§ **ACTIVITY**
Without changing a word, return the listing below, minus its images.

§ **GIVEN RECORDS**
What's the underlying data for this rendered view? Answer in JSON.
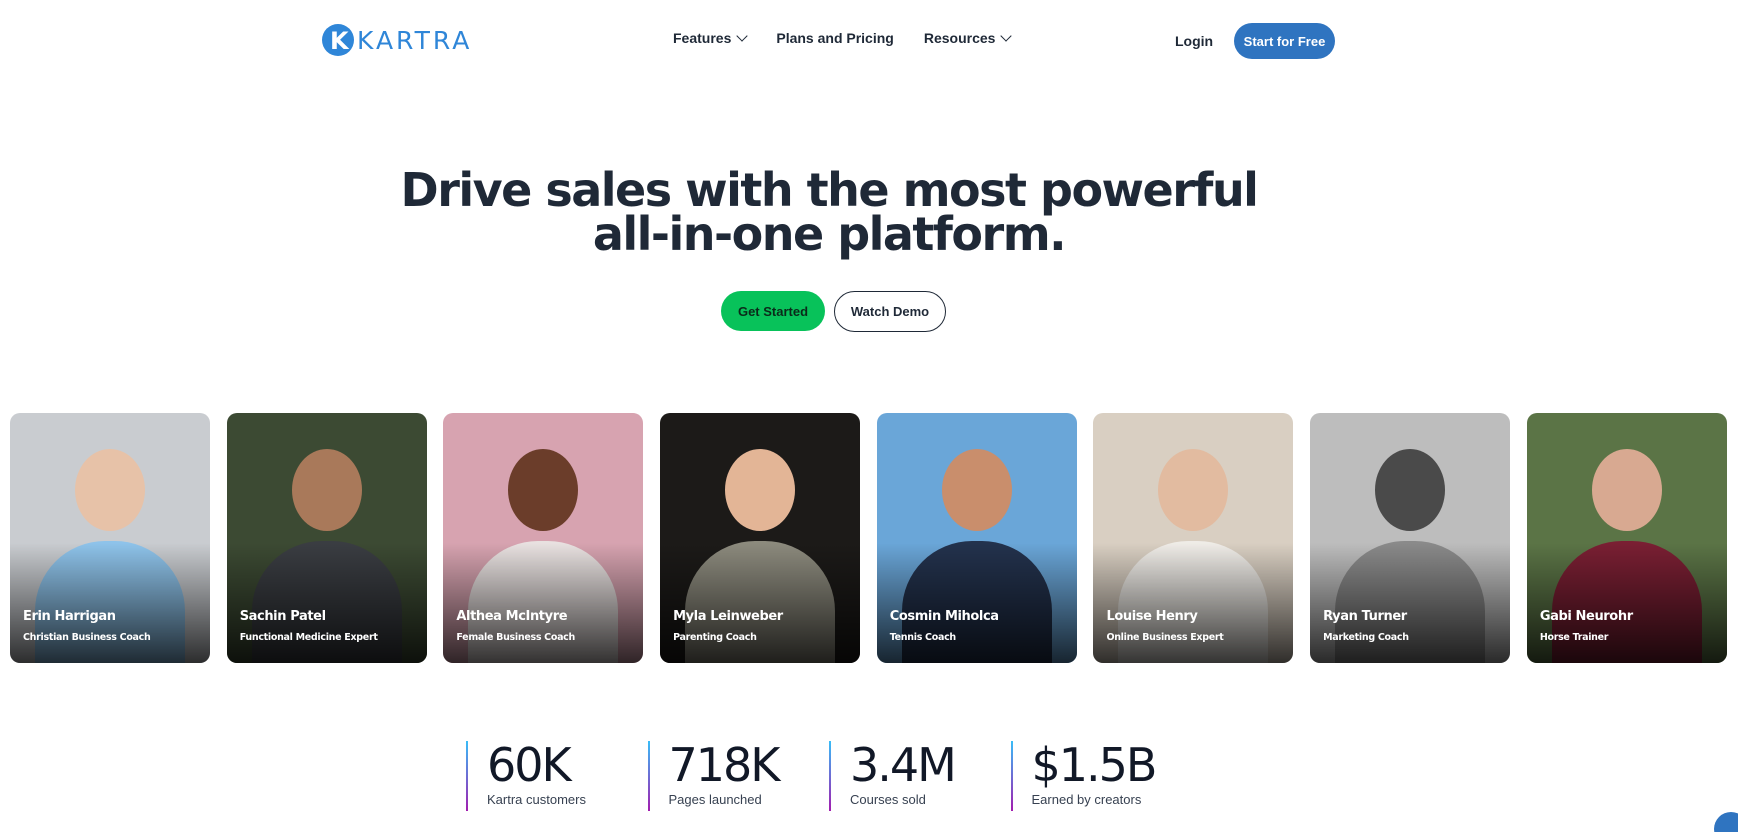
{
  "brand": {
    "name": "KARTRA",
    "mark": "K",
    "color": "#2f86d8"
  },
  "nav": {
    "features": "Features",
    "plans": "Plans and Pricing",
    "resources": "Resources",
    "login": "Login",
    "start_free": "Start for Free"
  },
  "hero": {
    "line1": "Drive sales with the most powerful",
    "line2": "all-in-one platform.",
    "get_started": "Get Started",
    "watch_demo": "Watch Demo"
  },
  "cards": [
    {
      "name": "Erin Harrigan",
      "role": "Christian Business Coach",
      "bg": "#c9ccd0",
      "skin": "#e7c2a8",
      "shirt": "#8ec3ea"
    },
    {
      "name": "Sachin Patel",
      "role": "Functional Medicine Expert",
      "bg": "#3c4a33",
      "skin": "#a9795a",
      "shirt": "#3a3d42"
    },
    {
      "name": "Althea McIntyre",
      "role": "Female Business Coach",
      "bg": "#d7a3b0",
      "skin": "#6b3d2a",
      "shirt": "#e8e1e0"
    },
    {
      "name": "Myla Leinweber",
      "role": "Parenting Coach",
      "bg": "#1c1a18",
      "skin": "#e3b596",
      "shirt": "#8c8a7d"
    },
    {
      "name": "Cosmin Miholca",
      "role": "Tennis Coach",
      "bg": "#6aa6d8",
      "skin": "#c98e6c",
      "shirt": "#23324d"
    },
    {
      "name": "Louise Henry",
      "role": "Online Business Expert",
      "bg": "#d9cfc2",
      "skin": "#e2bba0",
      "shirt": "#efece7"
    },
    {
      "name": "Ryan Turner",
      "role": "Marketing Coach",
      "bg": "#bdbdbd",
      "skin": "#4a4a4a",
      "shirt": "#8a8a8a"
    },
    {
      "name": "Gabi Neurohr",
      "role": "Horse Trainer",
      "bg": "#5b7446",
      "skin": "#d8a991",
      "shirt": "#7a1f33"
    }
  ],
  "stats": [
    {
      "value": "60K",
      "label": "Kartra customers"
    },
    {
      "value": "718K",
      "label": "Pages launched"
    },
    {
      "value": "3.4M",
      "label": "Courses sold"
    },
    {
      "value": "$1.5B",
      "label": "Earned by creators"
    }
  ]
}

§ **SOLUTION FOR THIS TASK**
What's the underlying data for this rendered view? Answer in JSON.
{
  "brand": {
    "name": "KARTRA",
    "mark": "K",
    "color": "#2f86d8"
  },
  "nav": {
    "features": "Features",
    "plans": "Plans and Pricing",
    "resources": "Resources",
    "login": "Login",
    "start_free": "Start for Free"
  },
  "hero": {
    "line1": "Drive sales with the most powerful",
    "line2": "all-in-one platform.",
    "get_started": "Get Started",
    "watch_demo": "Watch Demo"
  },
  "cards": [
    {
      "name": "Erin Harrigan",
      "role": "Christian Business Coach",
      "bg": "#c9ccd0",
      "skin": "#e7c2a8",
      "shirt": "#8ec3ea"
    },
    {
      "name": "Sachin Patel",
      "role": "Functional Medicine Expert",
      "bg": "#3c4a33",
      "skin": "#a9795a",
      "shirt": "#3a3d42"
    },
    {
      "name": "Althea McIntyre",
      "role": "Female Business Coach",
      "bg": "#d7a3b0",
      "skin": "#6b3d2a",
      "shirt": "#e8e1e0"
    },
    {
      "name": "Myla Leinweber",
      "role": "Parenting Coach",
      "bg": "#1c1a18",
      "skin": "#e3b596",
      "shirt": "#8c8a7d"
    },
    {
      "name": "Cosmin Miholca",
      "role": "Tennis Coach",
      "bg": "#6aa6d8",
      "skin": "#c98e6c",
      "shirt": "#23324d"
    },
    {
      "name": "Louise Henry",
      "role": "Online Business Expert",
      "bg": "#d9cfc2",
      "skin": "#e2bba0",
      "shirt": "#efece7"
    },
    {
      "name": "Ryan Turner",
      "role": "Marketing Coach",
      "bg": "#bdbdbd",
      "skin": "#4a4a4a",
      "shirt": "#8a8a8a"
    },
    {
      "name": "Gabi Neurohr",
      "role": "Horse Trainer",
      "bg": "#5b7446",
      "skin": "#d8a991",
      "shirt": "#7a1f33"
    }
  ],
  "stats": [
    {
      "value": "60K",
      "label": "Kartra customers"
    },
    {
      "value": "718K",
      "label": "Pages launched"
    },
    {
      "value": "3.4M",
      "label": "Courses sold"
    },
    {
      "value": "$1.5B",
      "label": "Earned by creators"
    }
  ]
}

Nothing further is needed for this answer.